The U.S. Supreme Court will hear this morning in Spokeo v. Robins, a case with important implications for a range of consumer protection statutes. The question before the Court, as framed by the company, is "Whether Congress may confer Article III standing upon a plaintiff who suffers no concrete harm, and who therefore could not otherwise invoke the jurisdiction of a federal court, by authorizing a private right of action based on a bare violation of a federal statute." Behind that question is the debate over whether Congress can create a statutory right, the violation of which constitutes injury that satisfies the standing requirements of Article III, as the Court has previously defined those requirements.
The LA Times reported on the story yesterday. Read "Supreme Court case pits privacy rights against Internet data brokers," here.
SCOTUSBlog's Amy Howe sums up the stakes this way:
The dispute before the Justices is about whether [Robins's] lawsuit can proceed at all, and the stakes are potentially quite high. The defendant in the case, Spokeo, complains that allowing lawsuits like these will have dire consequences, opening the door to all kinds of frivolous class action lawsuits. But plaintiff Thomas Robins and his supporters predict equally ominous results, telling the Court that a ruling for Spokeo could bar not only lawsuits like his but also potentially important civil rights and environmental lawsuits.
Her full blog post is a good summary of the arguments in the case.

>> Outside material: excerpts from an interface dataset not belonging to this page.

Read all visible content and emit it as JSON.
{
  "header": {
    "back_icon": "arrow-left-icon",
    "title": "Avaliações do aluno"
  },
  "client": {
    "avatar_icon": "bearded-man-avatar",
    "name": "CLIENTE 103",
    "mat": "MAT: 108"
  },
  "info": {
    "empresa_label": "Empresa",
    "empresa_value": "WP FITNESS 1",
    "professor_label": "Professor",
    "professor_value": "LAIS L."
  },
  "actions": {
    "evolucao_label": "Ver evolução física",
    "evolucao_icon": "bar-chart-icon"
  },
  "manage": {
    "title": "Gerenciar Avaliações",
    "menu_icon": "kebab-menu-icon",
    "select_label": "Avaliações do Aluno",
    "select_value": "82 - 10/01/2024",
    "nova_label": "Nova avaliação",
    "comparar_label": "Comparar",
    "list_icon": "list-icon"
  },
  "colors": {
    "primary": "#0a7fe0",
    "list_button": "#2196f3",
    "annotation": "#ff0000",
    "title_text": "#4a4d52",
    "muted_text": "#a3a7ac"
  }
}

Among the 17 amicus briefs filed in support of the company and 16 filed in support of the plaintiff is Public Citizen's amicus brief in support of Robins, posted here.